Good gracious, Mr Vivian, what will be done next. I can't compare un to
anything but a walking puffin devil."
On the 24th March 1802 Trevithick and Vivian secured a patent in steam
engines for propelling carriages and other purposes."
A vote of thanks was moved to Mr Fiddick by Mr. J.R.Daniell and seconded
by John H. Holman. Mr Fiddick responded, and thanked the band for their
At six o clock there was a public lantern exhibition in the Commercial
square, when large numbers of people gathered in spite of the miserable
weather. The slides included portraits of Trevithick and Vivian and of
Trevithicks house at Penponds, of the different locomotives of
Trevithick and other engines constructed by him.
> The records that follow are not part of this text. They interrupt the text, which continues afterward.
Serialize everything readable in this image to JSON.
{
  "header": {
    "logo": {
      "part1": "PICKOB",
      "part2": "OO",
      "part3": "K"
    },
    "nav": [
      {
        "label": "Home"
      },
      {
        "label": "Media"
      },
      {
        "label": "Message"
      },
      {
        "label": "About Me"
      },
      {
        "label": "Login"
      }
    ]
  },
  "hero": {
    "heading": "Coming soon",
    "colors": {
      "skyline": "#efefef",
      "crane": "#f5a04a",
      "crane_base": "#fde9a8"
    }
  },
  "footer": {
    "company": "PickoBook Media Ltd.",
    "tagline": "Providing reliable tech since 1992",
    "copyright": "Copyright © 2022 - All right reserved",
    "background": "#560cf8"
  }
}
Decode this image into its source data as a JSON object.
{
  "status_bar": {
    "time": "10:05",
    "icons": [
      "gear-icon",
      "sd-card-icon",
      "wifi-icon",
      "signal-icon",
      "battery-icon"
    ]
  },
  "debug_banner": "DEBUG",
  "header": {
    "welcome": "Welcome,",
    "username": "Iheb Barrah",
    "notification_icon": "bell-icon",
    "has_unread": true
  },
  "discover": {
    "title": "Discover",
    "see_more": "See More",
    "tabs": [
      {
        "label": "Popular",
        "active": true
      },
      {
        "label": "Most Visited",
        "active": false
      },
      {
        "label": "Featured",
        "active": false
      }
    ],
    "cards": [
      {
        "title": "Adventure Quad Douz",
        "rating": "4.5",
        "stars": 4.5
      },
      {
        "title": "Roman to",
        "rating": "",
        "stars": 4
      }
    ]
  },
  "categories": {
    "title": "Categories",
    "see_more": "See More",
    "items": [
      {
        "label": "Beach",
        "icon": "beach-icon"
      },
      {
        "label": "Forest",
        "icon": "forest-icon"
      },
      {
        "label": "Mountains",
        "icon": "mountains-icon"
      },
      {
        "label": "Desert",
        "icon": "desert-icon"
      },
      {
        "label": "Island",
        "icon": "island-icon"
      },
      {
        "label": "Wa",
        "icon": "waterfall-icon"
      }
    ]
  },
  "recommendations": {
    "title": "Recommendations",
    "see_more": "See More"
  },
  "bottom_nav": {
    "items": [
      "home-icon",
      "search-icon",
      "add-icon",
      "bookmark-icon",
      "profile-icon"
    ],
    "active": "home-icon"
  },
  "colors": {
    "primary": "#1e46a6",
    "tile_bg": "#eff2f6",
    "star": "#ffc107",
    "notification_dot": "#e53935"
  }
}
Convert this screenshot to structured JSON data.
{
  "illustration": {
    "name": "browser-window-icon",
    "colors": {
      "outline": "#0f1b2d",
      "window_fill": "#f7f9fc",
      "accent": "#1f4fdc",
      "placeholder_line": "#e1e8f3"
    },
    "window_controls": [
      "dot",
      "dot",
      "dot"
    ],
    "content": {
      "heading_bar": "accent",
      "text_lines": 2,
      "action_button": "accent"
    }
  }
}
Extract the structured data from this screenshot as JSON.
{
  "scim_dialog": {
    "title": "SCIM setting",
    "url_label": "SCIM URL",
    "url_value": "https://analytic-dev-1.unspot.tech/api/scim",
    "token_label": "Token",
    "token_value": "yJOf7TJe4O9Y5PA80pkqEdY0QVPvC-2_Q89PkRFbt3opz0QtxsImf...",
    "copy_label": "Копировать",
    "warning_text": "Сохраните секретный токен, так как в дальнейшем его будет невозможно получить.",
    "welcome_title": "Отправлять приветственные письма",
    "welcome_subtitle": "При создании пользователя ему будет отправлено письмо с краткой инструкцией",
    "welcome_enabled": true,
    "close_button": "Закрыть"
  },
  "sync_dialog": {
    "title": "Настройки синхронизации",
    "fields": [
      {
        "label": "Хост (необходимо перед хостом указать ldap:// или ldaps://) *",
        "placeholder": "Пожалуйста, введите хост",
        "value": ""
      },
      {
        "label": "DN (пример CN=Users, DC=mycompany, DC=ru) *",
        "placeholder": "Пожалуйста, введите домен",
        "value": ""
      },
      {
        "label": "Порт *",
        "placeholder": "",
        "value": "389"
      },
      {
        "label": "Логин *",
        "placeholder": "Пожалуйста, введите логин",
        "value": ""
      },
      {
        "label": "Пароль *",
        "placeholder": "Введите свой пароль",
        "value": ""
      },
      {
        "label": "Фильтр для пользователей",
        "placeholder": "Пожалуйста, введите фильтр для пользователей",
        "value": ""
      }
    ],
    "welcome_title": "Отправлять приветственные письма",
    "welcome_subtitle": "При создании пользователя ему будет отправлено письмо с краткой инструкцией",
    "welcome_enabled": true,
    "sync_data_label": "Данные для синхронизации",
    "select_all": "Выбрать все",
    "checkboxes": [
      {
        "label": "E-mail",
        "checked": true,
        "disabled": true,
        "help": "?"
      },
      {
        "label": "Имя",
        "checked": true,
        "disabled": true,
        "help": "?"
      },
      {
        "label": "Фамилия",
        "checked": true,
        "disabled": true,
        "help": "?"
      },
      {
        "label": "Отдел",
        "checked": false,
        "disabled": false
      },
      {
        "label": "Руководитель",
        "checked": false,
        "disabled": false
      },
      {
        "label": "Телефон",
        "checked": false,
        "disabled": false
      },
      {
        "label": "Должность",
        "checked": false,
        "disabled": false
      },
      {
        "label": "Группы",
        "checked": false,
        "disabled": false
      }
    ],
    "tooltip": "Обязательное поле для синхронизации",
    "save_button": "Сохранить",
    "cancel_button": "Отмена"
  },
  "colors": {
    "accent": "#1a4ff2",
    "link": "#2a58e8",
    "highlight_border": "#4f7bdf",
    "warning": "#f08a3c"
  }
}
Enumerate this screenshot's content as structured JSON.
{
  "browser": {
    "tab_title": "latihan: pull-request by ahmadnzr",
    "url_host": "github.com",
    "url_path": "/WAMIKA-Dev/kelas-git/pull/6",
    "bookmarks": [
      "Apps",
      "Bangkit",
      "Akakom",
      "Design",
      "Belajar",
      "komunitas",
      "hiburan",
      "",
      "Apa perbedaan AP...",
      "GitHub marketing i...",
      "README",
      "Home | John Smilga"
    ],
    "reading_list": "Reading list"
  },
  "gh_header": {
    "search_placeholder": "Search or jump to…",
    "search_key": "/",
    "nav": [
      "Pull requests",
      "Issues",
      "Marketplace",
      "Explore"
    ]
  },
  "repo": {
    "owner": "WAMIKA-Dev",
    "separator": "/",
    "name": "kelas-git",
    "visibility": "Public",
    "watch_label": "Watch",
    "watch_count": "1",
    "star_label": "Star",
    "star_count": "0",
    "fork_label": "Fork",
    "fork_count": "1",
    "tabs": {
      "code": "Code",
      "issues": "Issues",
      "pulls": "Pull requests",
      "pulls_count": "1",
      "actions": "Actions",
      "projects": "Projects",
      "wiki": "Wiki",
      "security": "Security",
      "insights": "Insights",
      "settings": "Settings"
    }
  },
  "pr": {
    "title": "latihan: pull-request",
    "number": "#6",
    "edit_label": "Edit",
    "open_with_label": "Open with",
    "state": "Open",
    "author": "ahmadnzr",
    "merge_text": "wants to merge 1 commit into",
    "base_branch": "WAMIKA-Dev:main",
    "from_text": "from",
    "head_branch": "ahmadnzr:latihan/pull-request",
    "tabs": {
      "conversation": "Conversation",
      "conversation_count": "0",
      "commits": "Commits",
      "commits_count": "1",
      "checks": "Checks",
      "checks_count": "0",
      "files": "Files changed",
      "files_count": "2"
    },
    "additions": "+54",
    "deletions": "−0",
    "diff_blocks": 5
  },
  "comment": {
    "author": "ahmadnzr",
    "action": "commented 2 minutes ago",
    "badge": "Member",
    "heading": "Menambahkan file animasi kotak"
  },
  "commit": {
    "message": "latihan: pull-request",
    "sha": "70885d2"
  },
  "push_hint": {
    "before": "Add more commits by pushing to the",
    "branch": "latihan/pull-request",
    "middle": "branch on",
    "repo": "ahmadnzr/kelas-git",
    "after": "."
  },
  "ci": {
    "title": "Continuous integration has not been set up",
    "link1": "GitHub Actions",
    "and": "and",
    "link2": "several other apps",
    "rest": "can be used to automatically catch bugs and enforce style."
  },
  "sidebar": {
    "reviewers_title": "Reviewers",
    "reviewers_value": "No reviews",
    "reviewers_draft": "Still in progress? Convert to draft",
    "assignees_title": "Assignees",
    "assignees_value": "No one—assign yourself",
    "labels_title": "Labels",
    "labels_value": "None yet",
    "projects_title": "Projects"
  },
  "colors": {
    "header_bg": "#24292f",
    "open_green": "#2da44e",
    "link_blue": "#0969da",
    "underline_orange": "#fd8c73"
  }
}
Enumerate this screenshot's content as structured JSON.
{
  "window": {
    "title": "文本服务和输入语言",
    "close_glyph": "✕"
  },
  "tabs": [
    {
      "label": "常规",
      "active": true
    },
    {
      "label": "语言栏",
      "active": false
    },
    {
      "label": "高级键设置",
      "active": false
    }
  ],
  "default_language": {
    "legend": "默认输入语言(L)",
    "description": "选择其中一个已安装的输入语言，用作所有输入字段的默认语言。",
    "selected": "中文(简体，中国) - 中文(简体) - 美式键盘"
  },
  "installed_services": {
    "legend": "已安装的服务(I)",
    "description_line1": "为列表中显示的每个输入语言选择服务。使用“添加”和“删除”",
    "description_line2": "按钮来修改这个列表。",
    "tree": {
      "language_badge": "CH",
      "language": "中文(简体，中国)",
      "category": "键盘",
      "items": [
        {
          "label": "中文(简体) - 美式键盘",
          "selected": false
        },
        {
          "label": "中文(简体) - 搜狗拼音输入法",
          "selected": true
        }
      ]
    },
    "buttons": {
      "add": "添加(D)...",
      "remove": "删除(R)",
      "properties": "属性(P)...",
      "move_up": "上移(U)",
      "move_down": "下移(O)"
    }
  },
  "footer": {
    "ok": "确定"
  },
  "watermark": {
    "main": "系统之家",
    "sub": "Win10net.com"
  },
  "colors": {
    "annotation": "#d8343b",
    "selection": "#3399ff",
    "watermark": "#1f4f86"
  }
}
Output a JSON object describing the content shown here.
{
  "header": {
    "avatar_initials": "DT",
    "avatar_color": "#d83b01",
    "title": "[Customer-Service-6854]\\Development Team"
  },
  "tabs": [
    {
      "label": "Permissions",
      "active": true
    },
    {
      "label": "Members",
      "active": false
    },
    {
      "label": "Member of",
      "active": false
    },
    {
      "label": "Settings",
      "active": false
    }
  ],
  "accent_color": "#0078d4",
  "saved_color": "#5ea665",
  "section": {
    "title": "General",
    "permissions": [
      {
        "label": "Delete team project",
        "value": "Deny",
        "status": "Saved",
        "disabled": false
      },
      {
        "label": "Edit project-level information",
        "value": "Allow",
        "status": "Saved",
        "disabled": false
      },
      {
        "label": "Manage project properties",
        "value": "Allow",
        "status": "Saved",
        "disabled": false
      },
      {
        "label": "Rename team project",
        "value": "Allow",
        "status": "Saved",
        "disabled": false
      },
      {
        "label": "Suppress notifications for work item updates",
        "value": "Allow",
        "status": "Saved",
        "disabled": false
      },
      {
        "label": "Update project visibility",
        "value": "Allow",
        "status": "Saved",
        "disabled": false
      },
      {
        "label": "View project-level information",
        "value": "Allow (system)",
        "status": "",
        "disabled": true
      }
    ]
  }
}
A number of portraits
of famous Cambonians were also thrown on the screen. The pictures were
interspersed with slides showing short and pithy sentences from Mr
Beringers lecture on Trevithick and these described the slides which
followed them. They formed a short but exceedingly comprehensive and
powerful address on the claims of
Camborne to be the home of the first locomotive. In the course of the
display, Murdoch and his engine were not forgotten, as they formed the
subject of slides; and it may be mentioned that Murdoch was cordially
greeted by the spectators**.
** A battle royal had been taking place in the columns of the newspaper
for a number of weeks over the claim of Redruth to be the place were the
first locomotive was built and run by the Scottish engineer and inventor
William Murdoch. The argument still continues today in some quarters.